• [WORK ITEM]: Every entry below, from first to last, should be copied exactly.

= Beginning of Section =

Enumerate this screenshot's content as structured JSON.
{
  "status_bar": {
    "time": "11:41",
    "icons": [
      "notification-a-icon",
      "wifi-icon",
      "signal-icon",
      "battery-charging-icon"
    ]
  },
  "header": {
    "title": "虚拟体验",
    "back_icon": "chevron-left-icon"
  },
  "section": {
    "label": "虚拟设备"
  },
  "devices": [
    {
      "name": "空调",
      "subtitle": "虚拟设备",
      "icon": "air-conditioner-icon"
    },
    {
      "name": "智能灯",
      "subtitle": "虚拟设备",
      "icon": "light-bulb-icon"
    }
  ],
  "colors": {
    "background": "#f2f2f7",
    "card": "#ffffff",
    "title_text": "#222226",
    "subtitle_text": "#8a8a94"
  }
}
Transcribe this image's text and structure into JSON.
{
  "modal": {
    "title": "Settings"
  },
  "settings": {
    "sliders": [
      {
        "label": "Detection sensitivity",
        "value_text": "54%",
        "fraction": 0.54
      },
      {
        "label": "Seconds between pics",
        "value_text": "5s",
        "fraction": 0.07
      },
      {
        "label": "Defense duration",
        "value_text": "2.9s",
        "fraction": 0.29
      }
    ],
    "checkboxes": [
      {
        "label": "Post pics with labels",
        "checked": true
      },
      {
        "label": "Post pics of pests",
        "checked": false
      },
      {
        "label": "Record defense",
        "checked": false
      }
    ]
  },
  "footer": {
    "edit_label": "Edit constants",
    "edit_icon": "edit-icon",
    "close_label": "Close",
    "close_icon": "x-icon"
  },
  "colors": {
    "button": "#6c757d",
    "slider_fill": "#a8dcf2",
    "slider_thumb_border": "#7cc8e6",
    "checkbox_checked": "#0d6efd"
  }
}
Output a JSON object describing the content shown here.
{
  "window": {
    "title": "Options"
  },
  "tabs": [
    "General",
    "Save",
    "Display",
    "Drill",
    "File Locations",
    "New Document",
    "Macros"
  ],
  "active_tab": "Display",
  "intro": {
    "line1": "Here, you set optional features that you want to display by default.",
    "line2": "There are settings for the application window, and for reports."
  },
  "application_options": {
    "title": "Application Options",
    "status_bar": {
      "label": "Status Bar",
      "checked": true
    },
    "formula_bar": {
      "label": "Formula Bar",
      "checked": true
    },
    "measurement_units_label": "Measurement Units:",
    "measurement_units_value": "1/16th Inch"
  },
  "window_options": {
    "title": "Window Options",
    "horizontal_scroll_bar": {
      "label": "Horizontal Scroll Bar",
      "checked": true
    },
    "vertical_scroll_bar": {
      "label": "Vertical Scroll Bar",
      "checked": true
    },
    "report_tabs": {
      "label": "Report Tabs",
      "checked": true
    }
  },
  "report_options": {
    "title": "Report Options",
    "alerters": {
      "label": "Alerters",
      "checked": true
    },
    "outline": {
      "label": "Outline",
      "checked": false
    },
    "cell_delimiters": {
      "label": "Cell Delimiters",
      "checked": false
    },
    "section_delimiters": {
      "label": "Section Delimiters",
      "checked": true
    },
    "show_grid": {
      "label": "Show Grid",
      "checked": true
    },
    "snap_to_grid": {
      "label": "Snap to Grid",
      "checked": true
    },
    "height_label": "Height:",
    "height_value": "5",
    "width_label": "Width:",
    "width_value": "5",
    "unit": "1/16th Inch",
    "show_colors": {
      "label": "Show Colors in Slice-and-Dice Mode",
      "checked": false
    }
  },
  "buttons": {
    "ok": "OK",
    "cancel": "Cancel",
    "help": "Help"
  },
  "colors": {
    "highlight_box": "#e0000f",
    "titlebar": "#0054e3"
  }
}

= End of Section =

• [RESULT]:
Enumerate this screenshot's content as structured JSON.
{
  "status_bar": {
    "time": "11:41",
    "icons": [
      "notification-a-icon",
      "wifi-icon",
      "signal-icon",
      "battery-charging-icon"
    ]
  },
  "header": {
    "title": "虚拟体验",
    "back_icon": "chevron-left-icon"
  },
  "section": {
    "label": "虚拟设备"
  },
  "devices": [
    {
      "name": "空调",
      "subtitle": "虚拟设备",
      "icon": "air-conditioner-icon"
    },
    {
      "name": "智能灯",
      "subtitle": "虚拟设备",
      "icon": "light-bulb-icon"
    }
  ],
  "colors": {
    "background": "#f2f2f7",
    "card": "#ffffff",
    "title_text": "#222226",
    "subtitle_text": "#8a8a94"
  }
}
Transcribe this image's text and structure into JSON.
{
  "modal": {
    "title": "Settings"
  },
  "settings": {
    "sliders": [
      {
        "label": "Detection sensitivity",
        "value_text": "54%",
        "fraction": 0.54
      },
      {
        "label": "Seconds between pics",
        "value_text": "5s",
        "fraction": 0.07
      },
      {
        "label": "Defense duration",
        "value_text": "2.9s",
        "fraction": 0.29
      }
    ],
    "checkboxes": [
      {
        "label": "Post pics with labels",
        "checked": true
      },
      {
        "label": "Post pics of pests",
        "checked": false
      },
      {
        "label": "Record defense",
        "checked": false
      }
    ]
  },
  "footer": {
    "edit_label": "Edit constants",
    "edit_icon": "edit-icon",
    "close_label": "Close",
    "close_icon": "x-icon"
  },
  "colors": {
    "button": "#6c757d",
    "slider_fill": "#a8dcf2",
    "slider_thumb_border": "#7cc8e6",
    "checkbox_checked": "#0d6efd"
  }
}
Output a JSON object describing the content shown here.
{
  "window": {
    "title": "Options"
  },
  "tabs": [
    "General",
    "Save",
    "Display",
    "Drill",
    "File Locations",
    "New Document",
    "Macros"
  ],
  "active_tab": "Display",
  "intro": {
    "line1": "Here, you set optional features that you want to display by default.",
    "line2": "There are settings for the application window, and for reports."
  },
  "application_options": {
    "title": "Application Options",
    "status_bar": {
      "label": "Status Bar",
      "checked": true
    },
    "formula_bar": {
      "label": "Formula Bar",
      "checked": true
    },
    "measurement_units_label": "Measurement Units:",
    "measurement_units_value": "1/16th Inch"
  },
  "window_options": {
    "title": "Window Options",
    "horizontal_scroll_bar": {
      "label": "Horizontal Scroll Bar",
      "checked": true
    },
    "vertical_scroll_bar": {
      "label": "Vertical Scroll Bar",
      "checked": true
    },
    "report_tabs": {
      "label": "Report Tabs",
      "checked": true
    }
  },
  "report_options": {
    "title": "Report Options",
    "alerters": {
      "label": "Alerters",
      "checked": true
    },
    "outline": {
      "label": "Outline",
      "checked": false
    },
    "cell_delimiters": {
      "label": "Cell Delimiters",
      "checked": false
    },
    "section_delimiters": {
      "label": "Section Delimiters",
      "checked": true
    },
    "show_grid": {
      "label": "Show Grid",
      "checked": true
    },
    "snap_to_grid": {
      "label": "Snap to Grid",
      "checked": true
    },
    "height_label": "Height:",
    "height_value": "5",
    "width_label": "Width:",
    "width_value": "5",
    "unit": "1/16th Inch",
    "show_colors": {
      "label": "Show Colors in Slice-and-Dice Mode",
      "checked": false
    }
  },
  "buttons": {
    "ok": "OK",
    "cancel": "Cancel",
    "help": "Help"
  },
  "colors": {
    "highlight_box": "#e0000f",
    "titlebar": "#0054e3"
  }
}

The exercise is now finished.